They play a role in several bookkeeping tasks, and both your total variable cost and average variable cost are calculated separately. Fixed costs are all costs that go into the making of a product that do not vary with the number of units produced. No, he’s going to expect a rent check regardless of what is happening in your factory. how to calculate cost per unit The same reasoning applies to the cost of equipment used on the production line, property taxes, salaried workers not directly involved with production , mortgage payments, and insurance payments. Find the cost per unit by adding both fixed and variable expenses, and then dividing the total sum by the number of units produced.
This doesn’t mean that you should stop marketing, but rather that you may want to pay more attention to new channels or segments. ABC provides a way to allocate costs more accurately when overhead costs are not incurred at the same rate as direct labor dollars. The more activities identified, the more complex the costing system becomes. Some companies limit the number of activities used in the costing system to keep the system manageable. While this approach may result in some allocations being arbitrary, using ABC does provide a more accurate estimate of costs for use in making management decisions.
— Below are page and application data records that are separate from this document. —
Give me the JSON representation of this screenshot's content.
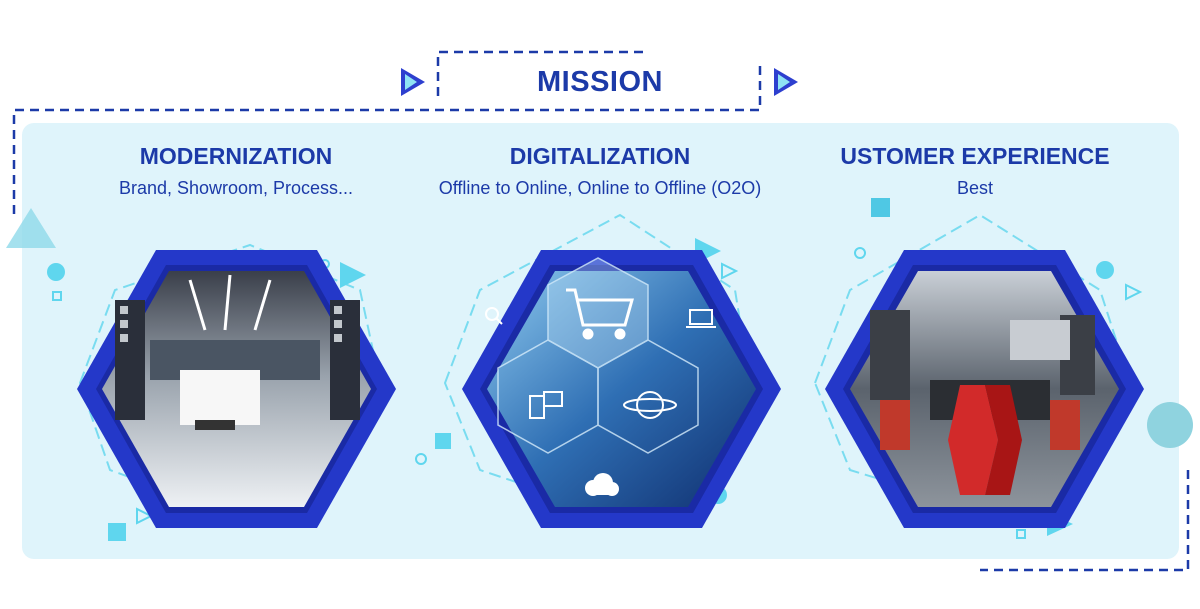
{
  "mission": {
    "title": "MISSION"
  },
  "pillars": [
    {
      "heading": "MODERNIZATION",
      "subheading": "Brand, Showroom, Process...",
      "image": "electronics-showroom-photo"
    },
    {
      "heading": "DIGITALIZATION",
      "subheading": "Offline to Online, Online to Offline (O2O)",
      "image": "digital-shopping-cart-photo"
    },
    {
      "heading": "USTOMER EXPERIENCE",
      "subheading": "Best",
      "image": "gaming-room-photo"
    }
  ],
  "colors": {
    "primary": "#1c3aa8",
    "accent": "#2d3fcf",
    "cyan": "#41d1ec",
    "panel": "#dff4fb"
  },
  "icons": [
    "play-arrow-icon",
    "shopping-cart-icon",
    "cloud-upload-icon",
    "globe-icon",
    "mobile-devices-icon",
    "laptop-icon",
    "search-icon"
  ]
}
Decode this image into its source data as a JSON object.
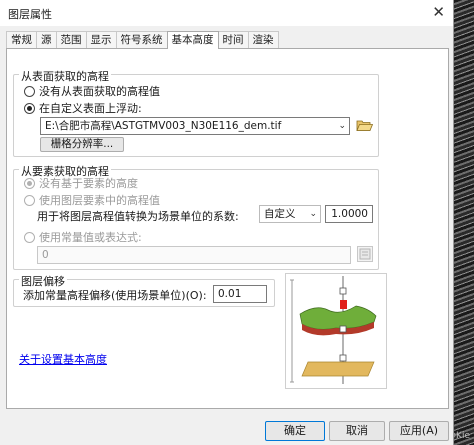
{
  "dialog": {
    "title": "图层属性",
    "tabs": [
      "常规",
      "源",
      "范围",
      "显示",
      "符号系统",
      "基本高度",
      "时间",
      "渲染"
    ],
    "active_tab": "基本高度"
  },
  "surface_group": {
    "title": "从表面获取的高程",
    "no_surface_label": "没有从表面获取的高程值",
    "custom_surface_label": "在自定义表面上浮动:",
    "surface_path": "E:\\合肥市高程\\ASTGTMV003_N30E116_dem.tif",
    "raster_res_label": "栅格分辨率..."
  },
  "feature_group": {
    "title": "从要素获取的高程",
    "no_feature_label": "没有基于要素的高度",
    "use_feature_label": "使用图层要素中的高程值",
    "convert_label": "用于将图层高程值转换为场景单位的系数:",
    "unit_select": "自定义",
    "factor_value": "1.0000",
    "expression_label": "使用常量值或表达式:",
    "expression_value": "0"
  },
  "offset_group": {
    "title": "图层偏移",
    "add_offset_label": "添加常量高程偏移(使用场景单位)(O):",
    "offset_value": "0.01"
  },
  "about_link": "关于设置基本高度",
  "footer": {
    "ok": "确定",
    "cancel": "取消",
    "apply": "应用(A)"
  },
  "watermark": "CSDN @Kie",
  "icons": {
    "close": "close-icon",
    "folder": "folder-open-icon",
    "dropdown": "chevron-down-icon",
    "expression": "calculator-icon"
  },
  "colors": {
    "accent": "#0078d7",
    "terrain_green": "#6fae3a",
    "terrain_red": "#b33a2a",
    "base_plane": "#e2b85e",
    "marker": "#e0201a"
  }
}
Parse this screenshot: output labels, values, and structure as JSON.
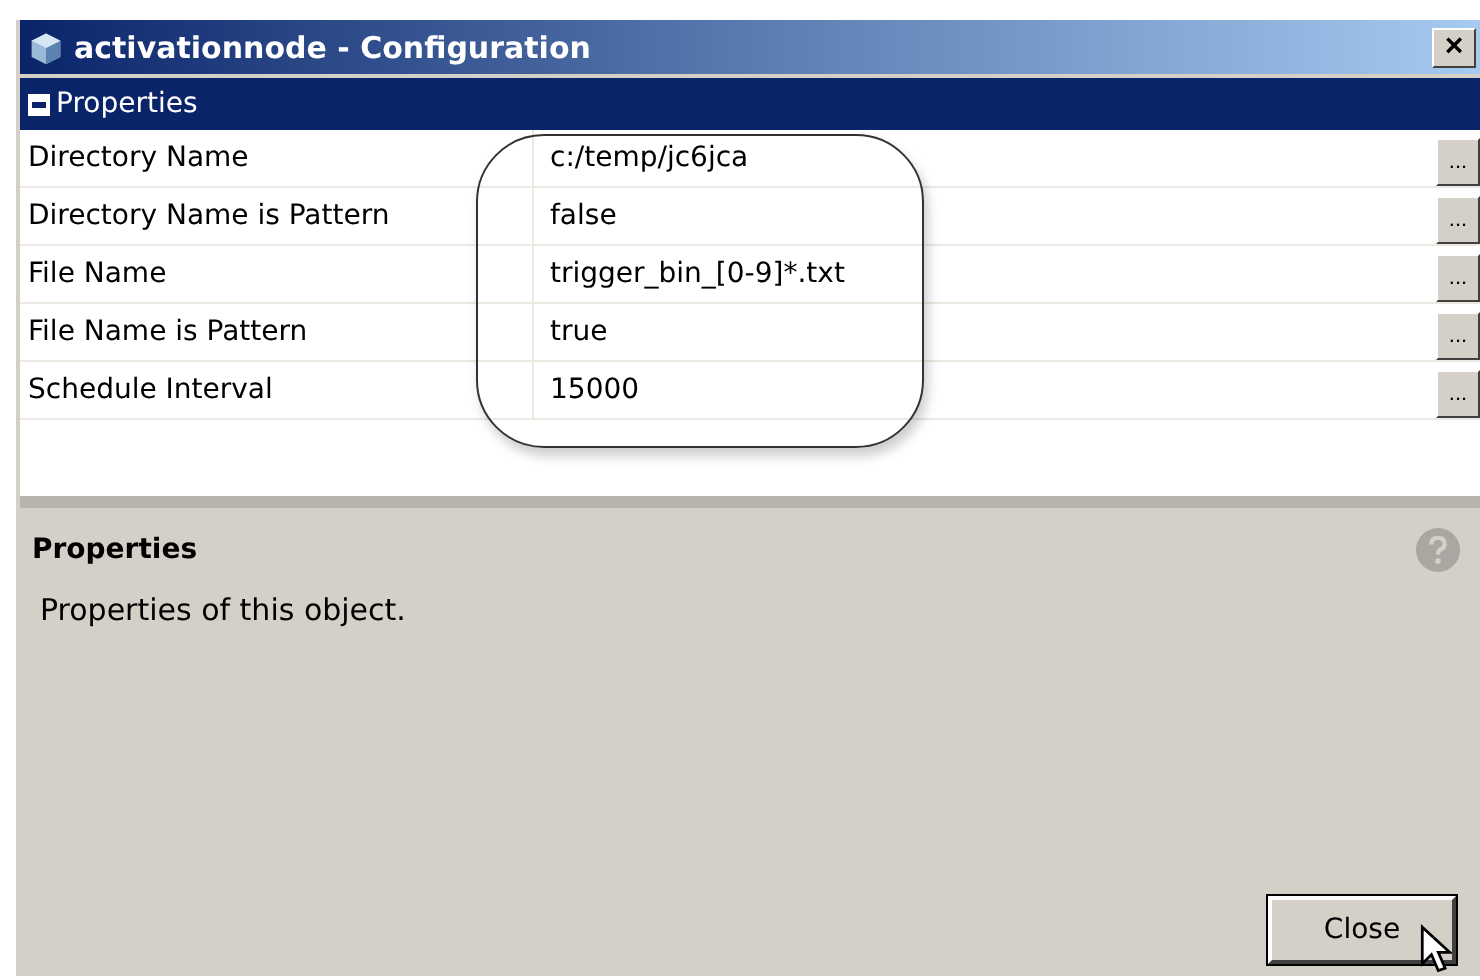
{
  "window": {
    "title": "activationnode - Configuration",
    "close_button": "×"
  },
  "section": {
    "label": "Properties",
    "expanded": true
  },
  "properties": [
    {
      "name": "Directory Name",
      "value": "c:/temp/jc6jca",
      "edit_button": "..."
    },
    {
      "name": "Directory Name is Pattern",
      "value": "false",
      "edit_button": "..."
    },
    {
      "name": "File Name",
      "value": "trigger_bin_[0-9]*.txt",
      "edit_button": "..."
    },
    {
      "name": "File Name is Pattern",
      "value": "true",
      "edit_button": "..."
    },
    {
      "name": "Schedule Interval",
      "value": "15000",
      "edit_button": "..."
    }
  ],
  "description": {
    "title": "Properties",
    "text": "Properties of this object."
  },
  "buttons": [
    "Close"
  ]
}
How do you calculate a 20% markup?
Multiply the original price by 0.2 to find the amount of a 20 percent markup, or multiply it by 1.2 to find the total price (including markup). If you have the final price (including markup) and want to know what the original price was, divide by 1.2.
Business owners and managers may seek to lower their total variable cost per unit by using a more efficient manufacturer or finding a materials supplier who charges less. The lower the production cost, the more profit you can expect. Investopedia identifies the unit cost as a breakeven point because it is the minimum price at market that will cover production costs. If a good goes to market and sells, any amount above the cost per unit will be considered profit. The cost per unit is calculated when a company produces a large number of identical products and needs to establish a fair price of sale with a positive income profit. The unit price can be found using a simple formula if the quantity and total cost is known.
Harold Averkamp has worked as a university accounting instructor, accountant, and consultant for more than 25 years. He is the sole author of all the materials on AccountingCoach.com. Keep in mind, there are no Generally Accepted Accounting Principles that mandate how we must do a process cost report. We will focus on the calculations involved and show you an example of a process cost summary report but know there are several ways to present the information, but the calculations are all the same.
When the event of a sale occurs, unit costs will then be matched with revenue and reported on the income statement. For both product and service-based businesses, the cost per unit is a valuable calculation to make sure their costs are lower than what a unit sells for. Owners, managers and analysts work on adjusting the cost per unit to meet sales goals. In this article, we discuss what a cost per unit is, why it’s important, how to calculate it and provide an example of a cost per unit calculation.
To calculate cost per equivalent unit by taking the total costs and divide by the total equivalent units. If you’re selling an item for $200 but it costs $20 to produce , you divide $20 by $200 to get 0.1.
Author: Mark J. Kohler